The Piano: History, Facts, and Benefits
In the fourteenth century, instruments with keyboards evolved from a dulcimer to the clavichord, spinet, virginal, gravicembalo, and then finally, the harpsichord. The harpsichord led to the development of the piano. In fact, the story of the piano began in 1709 in the town on Padua, Italy. The first man to design it was Bartolomeo Cristofori. He was a harpsichord maker. Initially, people referred to it as the gravicembalo col piano e forte, which means soft & loud keyboard instrument. Other names included the pianoforte or the fortepiano.
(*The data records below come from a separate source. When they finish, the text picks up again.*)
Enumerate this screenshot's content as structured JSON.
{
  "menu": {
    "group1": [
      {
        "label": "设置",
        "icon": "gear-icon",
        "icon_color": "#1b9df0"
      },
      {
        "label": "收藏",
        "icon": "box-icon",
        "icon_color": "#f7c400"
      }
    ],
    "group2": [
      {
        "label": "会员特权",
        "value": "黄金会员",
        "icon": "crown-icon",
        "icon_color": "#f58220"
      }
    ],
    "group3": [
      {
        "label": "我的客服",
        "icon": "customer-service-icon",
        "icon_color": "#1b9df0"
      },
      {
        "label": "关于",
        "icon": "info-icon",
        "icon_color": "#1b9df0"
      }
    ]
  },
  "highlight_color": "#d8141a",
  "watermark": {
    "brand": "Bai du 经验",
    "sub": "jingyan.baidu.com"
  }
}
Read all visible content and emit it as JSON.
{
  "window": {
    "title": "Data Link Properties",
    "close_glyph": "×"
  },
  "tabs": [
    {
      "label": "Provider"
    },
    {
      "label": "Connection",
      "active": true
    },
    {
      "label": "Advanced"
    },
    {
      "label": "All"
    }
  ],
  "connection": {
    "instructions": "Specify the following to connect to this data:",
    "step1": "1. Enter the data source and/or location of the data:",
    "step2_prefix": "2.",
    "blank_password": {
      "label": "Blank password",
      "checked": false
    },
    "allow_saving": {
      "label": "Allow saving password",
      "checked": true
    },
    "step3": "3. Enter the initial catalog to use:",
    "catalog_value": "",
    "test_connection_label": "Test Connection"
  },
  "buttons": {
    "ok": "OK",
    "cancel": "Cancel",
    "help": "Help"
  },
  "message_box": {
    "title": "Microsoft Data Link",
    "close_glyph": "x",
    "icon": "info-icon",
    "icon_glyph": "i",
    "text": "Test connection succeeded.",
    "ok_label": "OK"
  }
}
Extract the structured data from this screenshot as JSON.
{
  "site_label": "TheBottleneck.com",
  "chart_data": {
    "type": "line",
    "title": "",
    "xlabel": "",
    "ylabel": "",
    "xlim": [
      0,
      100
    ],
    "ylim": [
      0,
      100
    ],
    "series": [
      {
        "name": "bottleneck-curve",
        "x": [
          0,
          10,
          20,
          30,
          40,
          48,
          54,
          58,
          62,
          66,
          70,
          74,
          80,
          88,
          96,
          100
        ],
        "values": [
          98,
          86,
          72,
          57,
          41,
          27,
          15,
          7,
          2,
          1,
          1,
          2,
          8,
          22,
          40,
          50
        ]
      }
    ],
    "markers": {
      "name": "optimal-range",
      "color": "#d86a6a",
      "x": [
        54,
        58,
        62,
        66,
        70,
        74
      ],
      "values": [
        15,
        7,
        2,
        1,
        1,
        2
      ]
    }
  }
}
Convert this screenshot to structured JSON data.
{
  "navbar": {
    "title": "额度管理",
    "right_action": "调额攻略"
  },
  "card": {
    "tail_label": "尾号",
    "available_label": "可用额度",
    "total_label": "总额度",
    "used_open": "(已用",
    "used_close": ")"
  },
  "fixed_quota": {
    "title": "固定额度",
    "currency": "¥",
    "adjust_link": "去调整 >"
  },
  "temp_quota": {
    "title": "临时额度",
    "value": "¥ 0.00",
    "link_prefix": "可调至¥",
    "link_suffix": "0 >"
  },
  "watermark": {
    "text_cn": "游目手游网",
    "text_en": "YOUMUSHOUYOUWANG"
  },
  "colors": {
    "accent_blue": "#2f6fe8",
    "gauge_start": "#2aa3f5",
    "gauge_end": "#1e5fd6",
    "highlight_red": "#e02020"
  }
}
Finally, musicians settled on the piano as its name.
Interesting Facts about a Piano
• This instrument has 7,500 working parts
• It requires 230 strings in order to make full range sound.
• It is the king of the instruments because it ranges from the highest note you can play on a piccolo to the lowest on a bassoon.
• An upright piano is slower than a grand piano is.
• You must tune a new piano at least four times a year and then twice a year after that.
The Benefits of Playing It
• One of the greatest benefits of playing it is that it lifts the spirits of the player. Some people term this feeling as the joy of making music.
• Keyboard lessons reduce anxiety, loneliness, and depression.
• Children who learn how to play it acquire critical skills in life such as dedication, discipline, and hard work.
• Children who play it score highly in cognitive development tests.
• Playing the piano strengthens motor skills such as eye to hand coordination.
Some of The Greatest Piano Players in History
– Claudio Arrau (1903 to 1991)
Arrau is another great pianist who could read music at a very early age. He is famous for his interpretations of compositions by Beethoven.
– Martha Argerich (Born on 5 June 1941)
Considered one of the best pianists in the world, Martha won the International Chopin Piano Competition when she was 24 years.